EXERCISE OBJECTIVE: All lines in the records that carry the string "USDJPY" are to be shown.

Excerpts from a dataset:
───

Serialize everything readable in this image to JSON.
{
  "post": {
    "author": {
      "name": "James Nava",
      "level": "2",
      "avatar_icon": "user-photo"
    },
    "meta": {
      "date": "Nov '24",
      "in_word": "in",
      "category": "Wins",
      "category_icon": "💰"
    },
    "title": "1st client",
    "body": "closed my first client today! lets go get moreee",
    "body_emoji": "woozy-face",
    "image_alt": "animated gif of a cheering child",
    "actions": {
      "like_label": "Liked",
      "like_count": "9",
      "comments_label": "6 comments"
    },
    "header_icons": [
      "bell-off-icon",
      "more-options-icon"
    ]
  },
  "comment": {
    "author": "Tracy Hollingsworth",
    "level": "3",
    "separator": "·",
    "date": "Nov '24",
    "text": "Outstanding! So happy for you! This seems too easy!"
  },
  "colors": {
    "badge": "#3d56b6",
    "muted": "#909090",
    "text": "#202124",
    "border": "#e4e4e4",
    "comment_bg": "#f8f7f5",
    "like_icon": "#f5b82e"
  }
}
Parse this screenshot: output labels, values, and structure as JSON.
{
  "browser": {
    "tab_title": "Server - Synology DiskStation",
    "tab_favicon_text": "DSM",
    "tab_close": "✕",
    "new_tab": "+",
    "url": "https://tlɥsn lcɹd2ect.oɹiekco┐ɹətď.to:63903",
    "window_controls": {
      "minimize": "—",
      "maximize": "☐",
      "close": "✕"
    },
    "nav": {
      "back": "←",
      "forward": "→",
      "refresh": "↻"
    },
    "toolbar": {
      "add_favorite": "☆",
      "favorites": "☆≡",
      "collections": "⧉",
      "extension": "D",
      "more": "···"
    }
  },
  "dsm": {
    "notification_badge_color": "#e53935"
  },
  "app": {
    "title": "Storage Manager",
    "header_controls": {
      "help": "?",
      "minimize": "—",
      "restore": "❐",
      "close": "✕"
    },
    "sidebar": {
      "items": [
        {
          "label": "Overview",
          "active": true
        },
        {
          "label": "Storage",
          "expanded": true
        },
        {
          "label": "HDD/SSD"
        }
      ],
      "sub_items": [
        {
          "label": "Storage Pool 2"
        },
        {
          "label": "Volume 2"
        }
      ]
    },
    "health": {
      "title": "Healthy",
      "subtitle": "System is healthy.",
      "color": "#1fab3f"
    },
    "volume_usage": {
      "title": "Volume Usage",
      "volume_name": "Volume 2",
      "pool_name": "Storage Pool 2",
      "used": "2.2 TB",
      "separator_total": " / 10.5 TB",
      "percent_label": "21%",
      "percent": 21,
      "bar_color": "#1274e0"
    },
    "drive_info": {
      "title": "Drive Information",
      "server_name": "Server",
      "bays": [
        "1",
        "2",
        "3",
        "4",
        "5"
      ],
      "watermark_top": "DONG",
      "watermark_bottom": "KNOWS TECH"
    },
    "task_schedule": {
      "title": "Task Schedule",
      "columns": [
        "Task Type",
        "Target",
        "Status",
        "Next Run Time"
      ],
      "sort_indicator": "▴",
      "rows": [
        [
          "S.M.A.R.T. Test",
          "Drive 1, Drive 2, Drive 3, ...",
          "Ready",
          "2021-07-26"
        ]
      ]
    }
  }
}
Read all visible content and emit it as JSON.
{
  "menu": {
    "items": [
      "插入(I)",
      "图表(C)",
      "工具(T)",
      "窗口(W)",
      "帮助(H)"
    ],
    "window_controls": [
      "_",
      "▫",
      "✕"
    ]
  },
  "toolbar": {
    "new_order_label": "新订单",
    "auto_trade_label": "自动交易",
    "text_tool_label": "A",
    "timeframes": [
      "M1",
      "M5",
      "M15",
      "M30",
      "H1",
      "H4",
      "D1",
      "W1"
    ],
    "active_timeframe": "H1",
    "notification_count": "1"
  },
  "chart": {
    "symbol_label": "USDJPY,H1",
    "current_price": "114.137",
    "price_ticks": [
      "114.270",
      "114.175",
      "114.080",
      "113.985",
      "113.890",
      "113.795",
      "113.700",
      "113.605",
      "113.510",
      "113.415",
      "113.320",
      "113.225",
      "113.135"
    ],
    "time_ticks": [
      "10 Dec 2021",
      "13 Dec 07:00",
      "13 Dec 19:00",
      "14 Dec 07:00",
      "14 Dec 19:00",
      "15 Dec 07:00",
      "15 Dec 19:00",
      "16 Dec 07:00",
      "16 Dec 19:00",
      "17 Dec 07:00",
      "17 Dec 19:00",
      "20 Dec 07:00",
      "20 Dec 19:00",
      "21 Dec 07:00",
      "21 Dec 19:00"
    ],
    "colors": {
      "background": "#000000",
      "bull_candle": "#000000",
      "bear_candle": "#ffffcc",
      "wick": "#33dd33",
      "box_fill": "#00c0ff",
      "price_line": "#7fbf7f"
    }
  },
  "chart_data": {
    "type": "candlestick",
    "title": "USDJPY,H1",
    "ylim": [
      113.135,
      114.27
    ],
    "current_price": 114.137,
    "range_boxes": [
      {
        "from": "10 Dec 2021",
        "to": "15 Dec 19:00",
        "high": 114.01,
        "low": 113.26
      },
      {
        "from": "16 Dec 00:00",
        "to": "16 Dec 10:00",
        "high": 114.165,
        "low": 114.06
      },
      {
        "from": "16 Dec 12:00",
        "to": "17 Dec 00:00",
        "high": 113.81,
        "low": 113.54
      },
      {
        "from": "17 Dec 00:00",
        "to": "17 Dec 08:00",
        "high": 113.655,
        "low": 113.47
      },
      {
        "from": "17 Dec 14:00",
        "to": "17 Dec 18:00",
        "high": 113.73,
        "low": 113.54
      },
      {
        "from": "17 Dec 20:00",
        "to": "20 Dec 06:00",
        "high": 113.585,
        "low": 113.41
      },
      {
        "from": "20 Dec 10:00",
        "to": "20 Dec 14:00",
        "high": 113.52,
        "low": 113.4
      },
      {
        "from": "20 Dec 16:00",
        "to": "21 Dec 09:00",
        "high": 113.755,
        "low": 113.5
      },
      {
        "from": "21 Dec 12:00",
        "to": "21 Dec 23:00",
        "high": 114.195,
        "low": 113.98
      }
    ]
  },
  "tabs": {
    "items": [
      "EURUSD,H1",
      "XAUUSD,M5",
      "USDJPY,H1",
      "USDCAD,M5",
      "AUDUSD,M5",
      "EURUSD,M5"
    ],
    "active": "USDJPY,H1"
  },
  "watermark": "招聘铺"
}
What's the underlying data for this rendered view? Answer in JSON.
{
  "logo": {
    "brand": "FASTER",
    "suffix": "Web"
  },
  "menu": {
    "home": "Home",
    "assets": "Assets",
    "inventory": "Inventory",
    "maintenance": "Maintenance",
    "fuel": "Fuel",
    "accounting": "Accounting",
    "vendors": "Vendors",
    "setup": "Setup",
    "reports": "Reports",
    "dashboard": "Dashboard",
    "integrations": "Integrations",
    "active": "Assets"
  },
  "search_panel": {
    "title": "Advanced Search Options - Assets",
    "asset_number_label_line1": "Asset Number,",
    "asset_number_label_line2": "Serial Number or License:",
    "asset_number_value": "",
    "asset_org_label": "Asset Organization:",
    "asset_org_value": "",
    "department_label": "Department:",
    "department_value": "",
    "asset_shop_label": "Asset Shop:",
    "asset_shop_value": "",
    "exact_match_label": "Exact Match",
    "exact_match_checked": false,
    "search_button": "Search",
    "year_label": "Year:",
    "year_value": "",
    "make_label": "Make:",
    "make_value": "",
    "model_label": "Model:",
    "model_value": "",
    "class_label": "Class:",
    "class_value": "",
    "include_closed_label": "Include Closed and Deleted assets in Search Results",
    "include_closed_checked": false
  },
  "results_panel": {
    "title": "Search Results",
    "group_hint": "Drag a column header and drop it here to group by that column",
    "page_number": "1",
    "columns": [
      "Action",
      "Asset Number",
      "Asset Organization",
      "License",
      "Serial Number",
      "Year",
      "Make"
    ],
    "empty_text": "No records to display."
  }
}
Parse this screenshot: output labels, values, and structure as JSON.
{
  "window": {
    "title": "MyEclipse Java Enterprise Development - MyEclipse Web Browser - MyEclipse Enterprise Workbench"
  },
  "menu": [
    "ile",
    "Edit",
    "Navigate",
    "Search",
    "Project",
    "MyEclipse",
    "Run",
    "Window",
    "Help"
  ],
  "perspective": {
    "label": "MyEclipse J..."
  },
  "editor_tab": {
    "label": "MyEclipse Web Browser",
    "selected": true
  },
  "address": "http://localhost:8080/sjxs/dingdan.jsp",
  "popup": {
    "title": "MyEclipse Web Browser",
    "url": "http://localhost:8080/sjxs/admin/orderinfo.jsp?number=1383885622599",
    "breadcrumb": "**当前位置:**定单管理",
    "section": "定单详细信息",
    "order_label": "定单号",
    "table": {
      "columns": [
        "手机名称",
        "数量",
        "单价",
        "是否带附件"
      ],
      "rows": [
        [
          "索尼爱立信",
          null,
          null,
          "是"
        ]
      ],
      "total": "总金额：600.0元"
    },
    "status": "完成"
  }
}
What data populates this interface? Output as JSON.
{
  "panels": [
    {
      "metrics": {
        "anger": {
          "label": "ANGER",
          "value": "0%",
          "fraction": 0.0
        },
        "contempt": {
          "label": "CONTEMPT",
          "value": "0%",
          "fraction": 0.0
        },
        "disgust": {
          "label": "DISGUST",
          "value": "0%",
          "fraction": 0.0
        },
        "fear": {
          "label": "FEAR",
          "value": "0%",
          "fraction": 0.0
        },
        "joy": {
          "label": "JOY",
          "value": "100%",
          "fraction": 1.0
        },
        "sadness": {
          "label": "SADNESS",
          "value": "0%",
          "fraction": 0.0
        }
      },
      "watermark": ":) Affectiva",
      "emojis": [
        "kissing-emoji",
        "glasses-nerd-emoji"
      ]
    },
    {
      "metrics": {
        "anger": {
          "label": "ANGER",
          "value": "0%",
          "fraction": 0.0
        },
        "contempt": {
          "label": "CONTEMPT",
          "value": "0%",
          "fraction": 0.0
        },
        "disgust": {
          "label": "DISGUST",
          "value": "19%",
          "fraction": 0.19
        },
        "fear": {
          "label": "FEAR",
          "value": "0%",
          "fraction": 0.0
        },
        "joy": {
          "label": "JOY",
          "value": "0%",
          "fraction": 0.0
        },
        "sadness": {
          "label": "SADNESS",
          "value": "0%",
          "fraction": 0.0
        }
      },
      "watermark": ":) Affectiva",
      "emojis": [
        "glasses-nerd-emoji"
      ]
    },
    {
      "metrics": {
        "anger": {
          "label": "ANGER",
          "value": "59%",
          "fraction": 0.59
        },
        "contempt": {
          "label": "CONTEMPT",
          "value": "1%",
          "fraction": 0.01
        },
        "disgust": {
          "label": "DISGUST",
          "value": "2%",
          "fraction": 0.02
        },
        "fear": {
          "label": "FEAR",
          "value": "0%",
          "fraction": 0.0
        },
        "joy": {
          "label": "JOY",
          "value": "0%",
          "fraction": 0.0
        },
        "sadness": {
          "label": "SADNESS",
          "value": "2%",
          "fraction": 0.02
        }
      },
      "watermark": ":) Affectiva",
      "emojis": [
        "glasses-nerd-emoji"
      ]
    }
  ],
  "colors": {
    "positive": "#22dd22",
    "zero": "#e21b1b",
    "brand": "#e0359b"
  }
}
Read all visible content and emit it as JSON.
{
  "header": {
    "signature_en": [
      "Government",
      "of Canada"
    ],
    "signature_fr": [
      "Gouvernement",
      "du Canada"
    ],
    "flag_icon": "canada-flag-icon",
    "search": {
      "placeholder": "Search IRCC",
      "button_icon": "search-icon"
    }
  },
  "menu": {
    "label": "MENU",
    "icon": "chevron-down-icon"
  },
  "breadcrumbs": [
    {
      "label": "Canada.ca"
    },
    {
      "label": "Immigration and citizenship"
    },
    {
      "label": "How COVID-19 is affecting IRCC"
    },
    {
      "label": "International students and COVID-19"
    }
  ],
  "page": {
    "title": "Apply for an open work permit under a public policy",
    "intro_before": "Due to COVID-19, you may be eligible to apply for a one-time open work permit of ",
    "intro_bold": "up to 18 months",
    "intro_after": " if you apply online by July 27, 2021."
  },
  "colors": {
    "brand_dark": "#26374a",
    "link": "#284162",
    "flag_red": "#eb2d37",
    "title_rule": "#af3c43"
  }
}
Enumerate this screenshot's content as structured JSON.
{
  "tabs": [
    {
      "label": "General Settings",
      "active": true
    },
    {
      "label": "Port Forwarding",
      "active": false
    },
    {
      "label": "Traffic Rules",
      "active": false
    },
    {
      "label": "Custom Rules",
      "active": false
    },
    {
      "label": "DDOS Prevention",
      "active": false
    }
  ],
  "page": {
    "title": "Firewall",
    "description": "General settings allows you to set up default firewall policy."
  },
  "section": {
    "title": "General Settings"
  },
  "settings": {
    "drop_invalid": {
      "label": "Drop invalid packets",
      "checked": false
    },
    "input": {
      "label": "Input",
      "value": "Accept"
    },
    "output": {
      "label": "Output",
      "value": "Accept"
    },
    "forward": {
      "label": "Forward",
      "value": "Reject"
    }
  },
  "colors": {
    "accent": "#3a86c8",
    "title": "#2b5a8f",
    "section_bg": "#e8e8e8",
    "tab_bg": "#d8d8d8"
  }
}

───

WORKED SOLUTION:
    "symbol_label": "USDJPY,H1",
    "title": "USDJPY,H1",
      "USDJPY,H1",
    "active": "USDJPY,H1"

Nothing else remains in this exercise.